- Unique contexts and shared philosophies. Each organisation is unique, with its own complex set of goals and challenges, its own culture and language. However, ESG creates not only a shared language but a common philosophy. It can bring people together across industries and nations with a shared understanding of what is important for their organisations and their vision for the future. While individual firm markets, products, services and structures may differ, with ESG, the overall goal of caring for their communities is clear.
- The tangible and intangible. Jacque Lucien said humans are nourished by the invisible, and we die by preferring its opposite. ESG instigates a rebalancing of priorities from tangible and material to intangible and invisible outcomes. Things such as profits and costs are being rebalanced with concerns around relationships and wellbeing. Productivity is balanced with engagement and psychological safety, and risk management is balanced with trust. Of course, ESG is not the sole contributor to this shift. Still, through its impressive and institutionalised influence, it has the potential to meld many of these concepts together and lift them to a heightened status.

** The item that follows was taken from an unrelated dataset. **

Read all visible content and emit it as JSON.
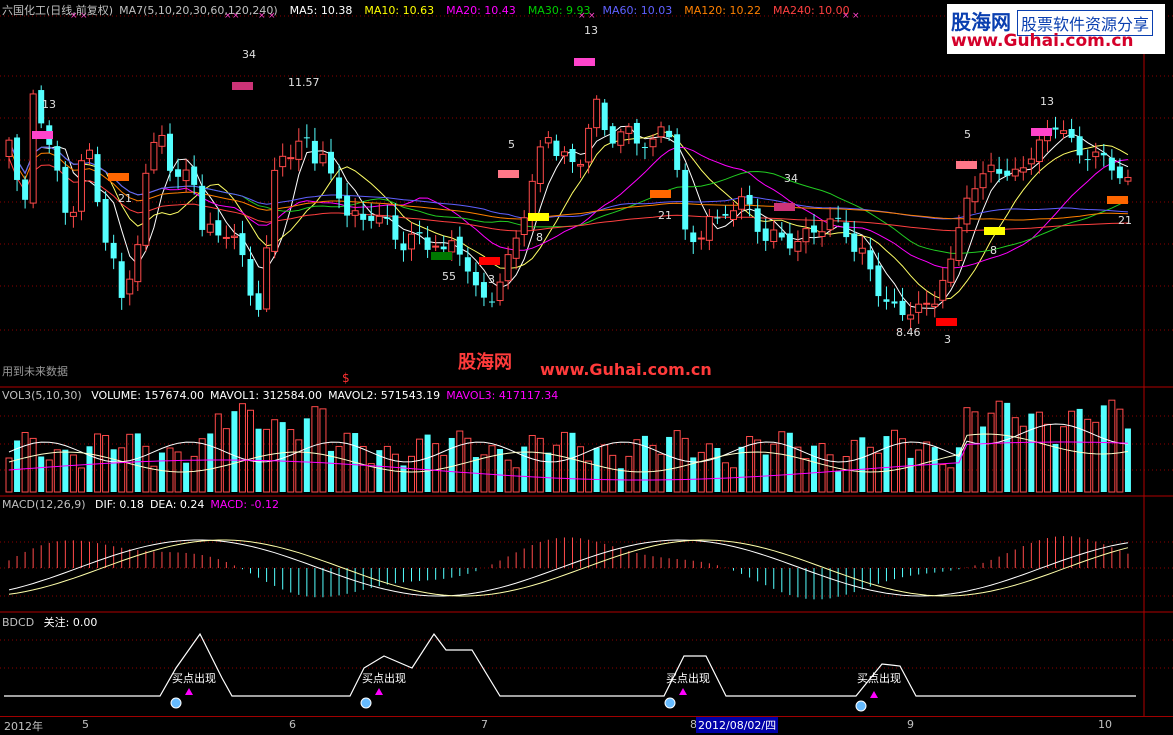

- The masculine and the feminine energies. This may be a controversial opinion, but I see ESG as a tool to bring a greater balance between masculine and feminine energies in business. Traditional corporations are built on the masculine characteristics of competition and triumph. In contrast, feminine energy prioritises care, compassion and nurturing of relationships. While we may talk about gender diversity on boards and leadership teams, action is more important than gender identity. You can have a plethora of women in decision-making roles. Still, if they continue to act predominantly from masculine energy, you will not gain the benefits of true diversity. By bringing greater consideration and care to the vast community that a corporation serves, ESG is enabling real diversity in decision making, regardless of the gender of the people sitting at the table.
“Compassion is the keen awareness of the interdependence of all things.” ~ Thomas Merton
Ultimately, while many see ESG as a tool to breed a new generation of good corporate citizens, I see it as a leap forward to create the next evolution of the human species. Einstein believed a sense of independence and separateness was a delusion of our consciousness that keeps us locked in a prison. By recognising our independence from other humans, and with all life on this planet (and maybe even beyond), we can wake up, be fully conscious, and be free to live in and care for the communities that sustain us. ESG is no Messiah, but it does come with a message that courageous leaders can use to bring inspiration and transformation.